(Task inputs Opens)

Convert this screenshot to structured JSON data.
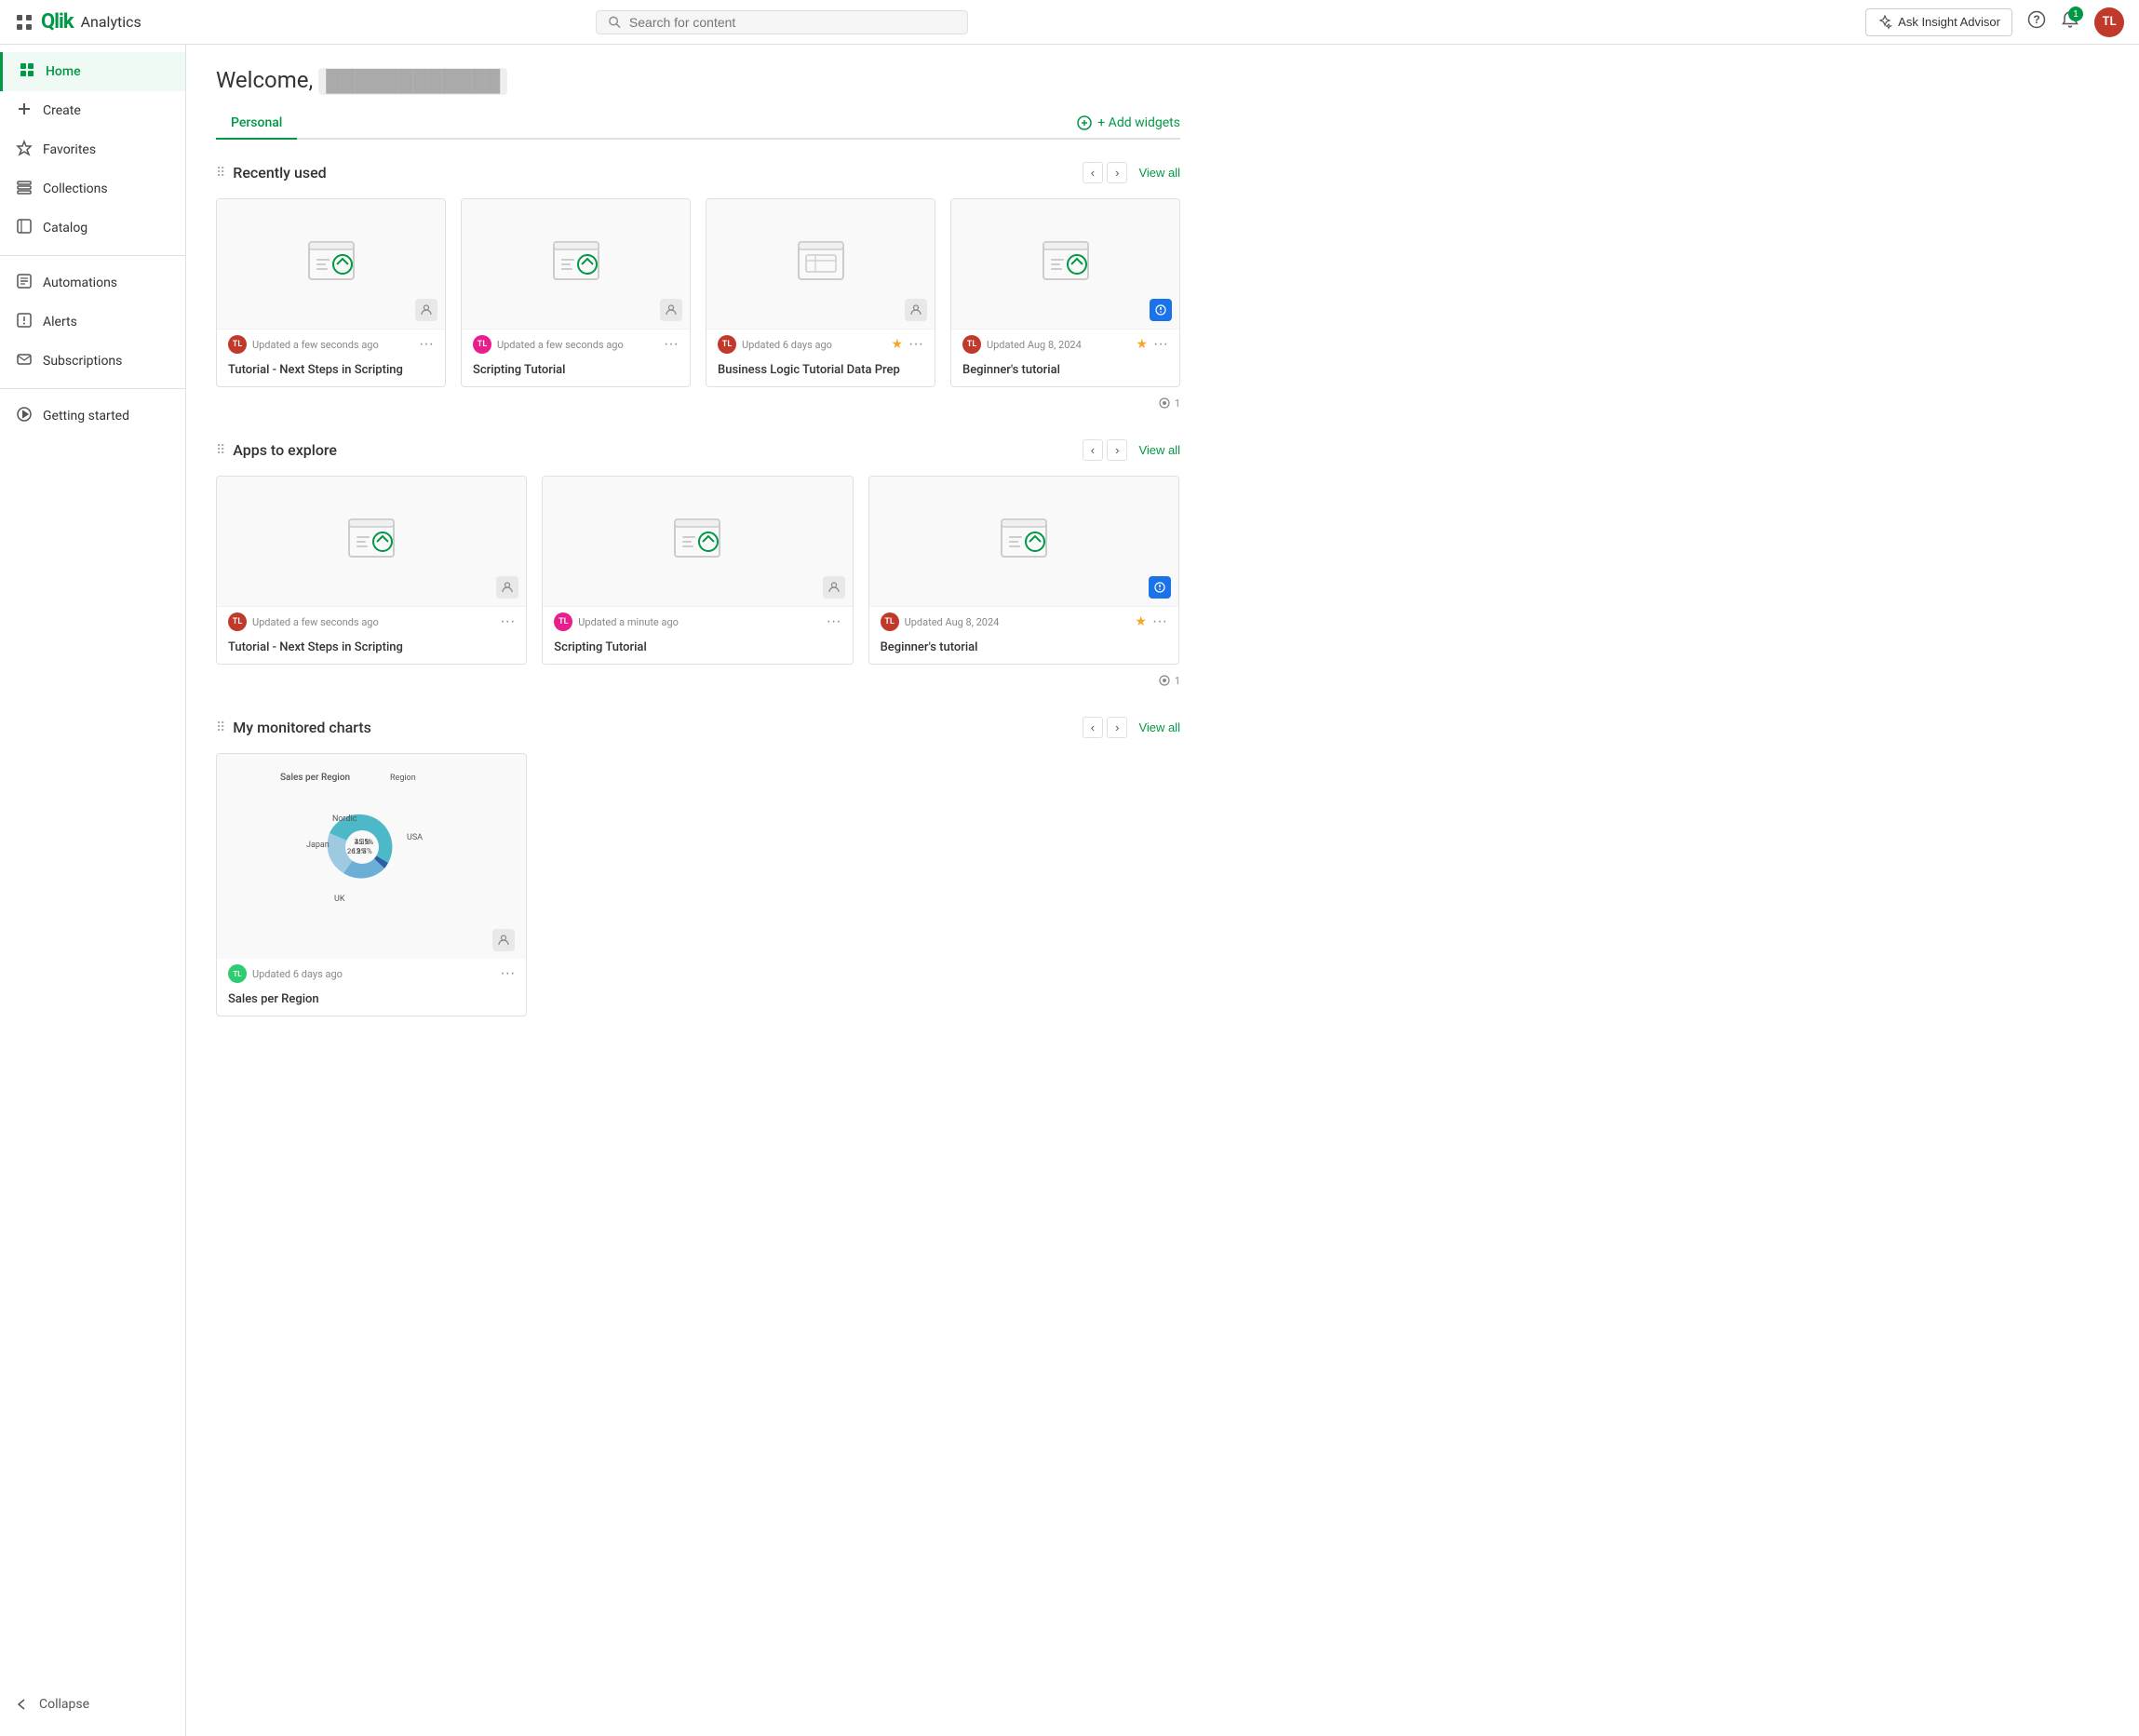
{
  "topnav": {
    "app_name": "Analytics",
    "search_placeholder": "Search for content",
    "insight_advisor_label": "Ask Insight Advisor",
    "notification_count": "1",
    "avatar_initials": "TL"
  },
  "sidebar": {
    "items": [
      {
        "id": "home",
        "label": "Home",
        "icon": "⊞",
        "active": true
      },
      {
        "id": "create",
        "label": "Create",
        "icon": "+",
        "active": false
      },
      {
        "id": "favorites",
        "label": "Favorites",
        "icon": "☆",
        "active": false
      },
      {
        "id": "collections",
        "label": "Collections",
        "icon": "☰",
        "active": false
      },
      {
        "id": "catalog",
        "label": "Catalog",
        "icon": "⊡",
        "active": false
      },
      {
        "id": "automations",
        "label": "Automations",
        "icon": "⚙",
        "active": false
      },
      {
        "id": "alerts",
        "label": "Alerts",
        "icon": "⊟",
        "active": false
      },
      {
        "id": "subscriptions",
        "label": "Subscriptions",
        "icon": "✉",
        "active": false
      },
      {
        "id": "getting-started",
        "label": "Getting started",
        "icon": "🚀",
        "active": false
      }
    ],
    "collapse_label": "Collapse"
  },
  "main": {
    "welcome_prefix": "Welcome,",
    "welcome_name": "████████████",
    "tabs": [
      {
        "label": "Personal",
        "active": true
      }
    ],
    "add_widgets_label": "+ Add widgets",
    "sections": [
      {
        "id": "recently-used",
        "title": "Recently used",
        "view_all": "View all",
        "cards": [
          {
            "title": "Tutorial - Next Steps in Scripting",
            "updated": "Updated a few seconds ago",
            "avatar_color": "#c0392b",
            "avatar_initials": "TL",
            "starred": false,
            "badge_type": "user",
            "has_views": false
          },
          {
            "title": "Scripting Tutorial",
            "updated": "Updated a few seconds ago",
            "avatar_color": "#e91e8c",
            "avatar_initials": "TL",
            "starred": false,
            "badge_type": "user",
            "has_views": false
          },
          {
            "title": "Business Logic Tutorial Data Prep",
            "updated": "Updated 6 days ago",
            "avatar_color": "#c0392b",
            "avatar_initials": "TL",
            "starred": true,
            "badge_type": "user",
            "has_views": false
          },
          {
            "title": "Beginner's tutorial",
            "updated": "Updated Aug 8, 2024",
            "avatar_color": "#c0392b",
            "avatar_initials": "TL",
            "starred": true,
            "badge_type": "blue",
            "has_views": true,
            "views": "1"
          }
        ]
      },
      {
        "id": "apps-to-explore",
        "title": "Apps to explore",
        "view_all": "View all",
        "cards": [
          {
            "title": "Tutorial - Next Steps in Scripting",
            "updated": "Updated a few seconds ago",
            "avatar_color": "#c0392b",
            "avatar_initials": "TL",
            "starred": false,
            "badge_type": "user",
            "has_views": false
          },
          {
            "title": "Scripting Tutorial",
            "updated": "Updated a minute ago",
            "avatar_color": "#e91e8c",
            "avatar_initials": "TL",
            "starred": false,
            "badge_type": "user",
            "has_views": false
          },
          {
            "title": "Beginner's tutorial",
            "updated": "Updated Aug 8, 2024",
            "avatar_color": "#c0392b",
            "avatar_initials": "TL",
            "starred": true,
            "badge_type": "blue",
            "has_views": true,
            "views": "1"
          }
        ]
      },
      {
        "id": "my-monitored-charts",
        "title": "My monitored charts",
        "view_all": "View all",
        "charts": [
          {
            "title": "Sales per Region",
            "updated": "Updated 6 days ago",
            "avatar_color": "#2ecc71",
            "avatar_initials": "TL"
          }
        ]
      }
    ]
  },
  "chart_data": {
    "title": "Sales per Region",
    "subtitle": "Region",
    "segments": [
      {
        "label": "USA",
        "value": 45.5,
        "color": "#4db8c8"
      },
      {
        "label": "Nordic",
        "value": 3.3,
        "color": "#2b5ea7"
      },
      {
        "label": "Japan",
        "value": 12.3,
        "color": "#6baed6"
      },
      {
        "label": "UK",
        "value": 26.9,
        "color": "#9ecae1"
      }
    ]
  }
}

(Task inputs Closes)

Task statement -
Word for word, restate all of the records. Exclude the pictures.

Problem solution -
Convert this screenshot to structured JSON data.
{
  "topnav": {
    "app_name": "Analytics",
    "search_placeholder": "Search for content",
    "insight_advisor_label": "Ask Insight Advisor",
    "notification_count": "1",
    "avatar_initials": "TL"
  },
  "sidebar": {
    "items": [
      {
        "id": "home",
        "label": "Home",
        "icon": "⊞",
        "active": true
      },
      {
        "id": "create",
        "label": "Create",
        "icon": "+",
        "active": false
      },
      {
        "id": "favorites",
        "label": "Favorites",
        "icon": "☆",
        "active": false
      },
      {
        "id": "collections",
        "label": "Collections",
        "icon": "☰",
        "active": false
      },
      {
        "id": "catalog",
        "label": "Catalog",
        "icon": "⊡",
        "active": false
      },
      {
        "id": "automations",
        "label": "Automations",
        "icon": "⚙",
        "active": false
      },
      {
        "id": "alerts",
        "label": "Alerts",
        "icon": "⊟",
        "active": false
      },
      {
        "id": "subscriptions",
        "label": "Subscriptions",
        "icon": "✉",
        "active": false
      },
      {
        "id": "getting-started",
        "label": "Getting started",
        "icon": "🚀",
        "active": false
      }
    ],
    "collapse_label": "Collapse"
  },
  "main": {
    "welcome_prefix": "Welcome,",
    "welcome_name": "████████████",
    "tabs": [
      {
        "label": "Personal",
        "active": true
      }
    ],
    "add_widgets_label": "+ Add widgets",
    "sections": [
      {
        "id": "recently-used",
        "title": "Recently used",
        "view_all": "View all",
        "cards": [
          {
            "title": "Tutorial - Next Steps in Scripting",
            "updated": "Updated a few seconds ago",
            "avatar_color": "#c0392b",
            "avatar_initials": "TL",
            "starred": false,
            "badge_type": "user",
            "has_views": false
          },
          {
            "title": "Scripting Tutorial",
            "updated": "Updated a few seconds ago",
            "avatar_color": "#e91e8c",
            "avatar_initials": "TL",
            "starred": false,
            "badge_type": "user",
            "has_views": false
          },
          {
            "title": "Business Logic Tutorial Data Prep",
            "updated": "Updated 6 days ago",
            "avatar_color": "#c0392b",
            "avatar_initials": "TL",
            "starred": true,
            "badge_type": "user",
            "has_views": false
          },
          {
            "title": "Beginner's tutorial",
            "updated": "Updated Aug 8, 2024",
            "avatar_color": "#c0392b",
            "avatar_initials": "TL",
            "starred": true,
            "badge_type": "blue",
            "has_views": true,
            "views": "1"
          }
        ]
      },
      {
        "id": "apps-to-explore",
        "title": "Apps to explore",
        "view_all": "View all",
        "cards": [
          {
            "title": "Tutorial - Next Steps in Scripting",
            "updated": "Updated a few seconds ago",
            "avatar_color": "#c0392b",
            "avatar_initials": "TL",
            "starred": false,
            "badge_type": "user",
            "has_views": false
          },
          {
            "title": "Scripting Tutorial",
            "updated": "Updated a minute ago",
            "avatar_color": "#e91e8c",
            "avatar_initials": "TL",
            "starred": false,
            "badge_type": "user",
            "has_views": false
          },
          {
            "title": "Beginner's tutorial",
            "updated": "Updated Aug 8, 2024",
            "avatar_color": "#c0392b",
            "avatar_initials": "TL",
            "starred": true,
            "badge_type": "blue",
            "has_views": true,
            "views": "1"
          }
        ]
      },
      {
        "id": "my-monitored-charts",
        "title": "My monitored charts",
        "view_all": "View all",
        "charts": [
          {
            "title": "Sales per Region",
            "updated": "Updated 6 days ago",
            "avatar_color": "#2ecc71",
            "avatar_initials": "TL"
          }
        ]
      }
    ]
  },
  "chart_data": {
    "title": "Sales per Region",
    "subtitle": "Region",
    "segments": [
      {
        "label": "USA",
        "value": 45.5,
        "color": "#4db8c8"
      },
      {
        "label": "Nordic",
        "value": 3.3,
        "color": "#2b5ea7"
      },
      {
        "label": "Japan",
        "value": 12.3,
        "color": "#6baed6"
      },
      {
        "label": "UK",
        "value": 26.9,
        "color": "#9ecae1"
      }
    ]
  }
}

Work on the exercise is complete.